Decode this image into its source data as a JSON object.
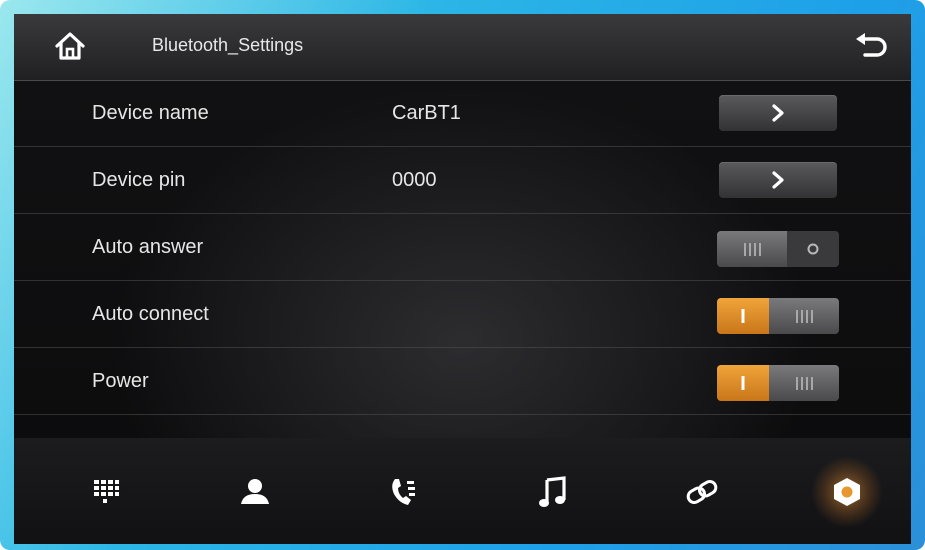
{
  "header": {
    "title": "Bluetooth_Settings",
    "home_icon": "home-icon",
    "back_icon": "back-arrow-icon"
  },
  "settings": {
    "device_name": {
      "label": "Device name",
      "value": "CarBT1",
      "action_icon": "chevron-right-icon"
    },
    "device_pin": {
      "label": "Device pin",
      "value": "0000",
      "action_icon": "chevron-right-icon"
    },
    "auto_answer": {
      "label": "Auto answer",
      "state": "off"
    },
    "auto_connect": {
      "label": "Auto connect",
      "state": "on"
    },
    "power": {
      "label": "Power",
      "state": "on"
    }
  },
  "toggle_glyphs": {
    "on": "I",
    "off": "O"
  },
  "bottom_nav": [
    {
      "name": "dialpad",
      "icon": "dialpad-icon",
      "active": false
    },
    {
      "name": "contacts",
      "icon": "contact-icon",
      "active": false
    },
    {
      "name": "call-log",
      "icon": "phone-history-icon",
      "active": false
    },
    {
      "name": "music",
      "icon": "music-note-icon",
      "active": false
    },
    {
      "name": "pairing",
      "icon": "link-icon",
      "active": false
    },
    {
      "name": "settings",
      "icon": "gear-icon",
      "active": true
    }
  ],
  "colors": {
    "accent": "#e8962e",
    "background": "#0e0e10",
    "frame": "#22a8e6",
    "text": "#e6e6e6"
  }
}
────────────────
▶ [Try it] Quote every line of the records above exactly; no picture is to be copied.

▶ [Expected answer]
Decode this image into its source data as a JSON object.
{
  "header": {
    "title": "Bluetooth_Settings",
    "home_icon": "home-icon",
    "back_icon": "back-arrow-icon"
  },
  "settings": {
    "device_name": {
      "label": "Device name",
      "value": "CarBT1",
      "action_icon": "chevron-right-icon"
    },
    "device_pin": {
      "label": "Device pin",
      "value": "0000",
      "action_icon": "chevron-right-icon"
    },
    "auto_answer": {
      "label": "Auto answer",
      "state": "off"
    },
    "auto_connect": {
      "label": "Auto connect",
      "state": "on"
    },
    "power": {
      "label": "Power",
      "state": "on"
    }
  },
  "toggle_glyphs": {
    "on": "I",
    "off": "O"
  },
  "bottom_nav": [
    {
      "name": "dialpad",
      "icon": "dialpad-icon",
      "active": false
    },
    {
      "name": "contacts",
      "icon": "contact-icon",
      "active": false
    },
    {
      "name": "call-log",
      "icon": "phone-history-icon",
      "active": false
    },
    {
      "name": "music",
      "icon": "music-note-icon",
      "active": false
    },
    {
      "name": "pairing",
      "icon": "link-icon",
      "active": false
    },
    {
      "name": "settings",
      "icon": "gear-icon",
      "active": true
    }
  ],
  "colors": {
    "accent": "#e8962e",
    "background": "#0e0e10",
    "frame": "#22a8e6",
    "text": "#e6e6e6"
  }
}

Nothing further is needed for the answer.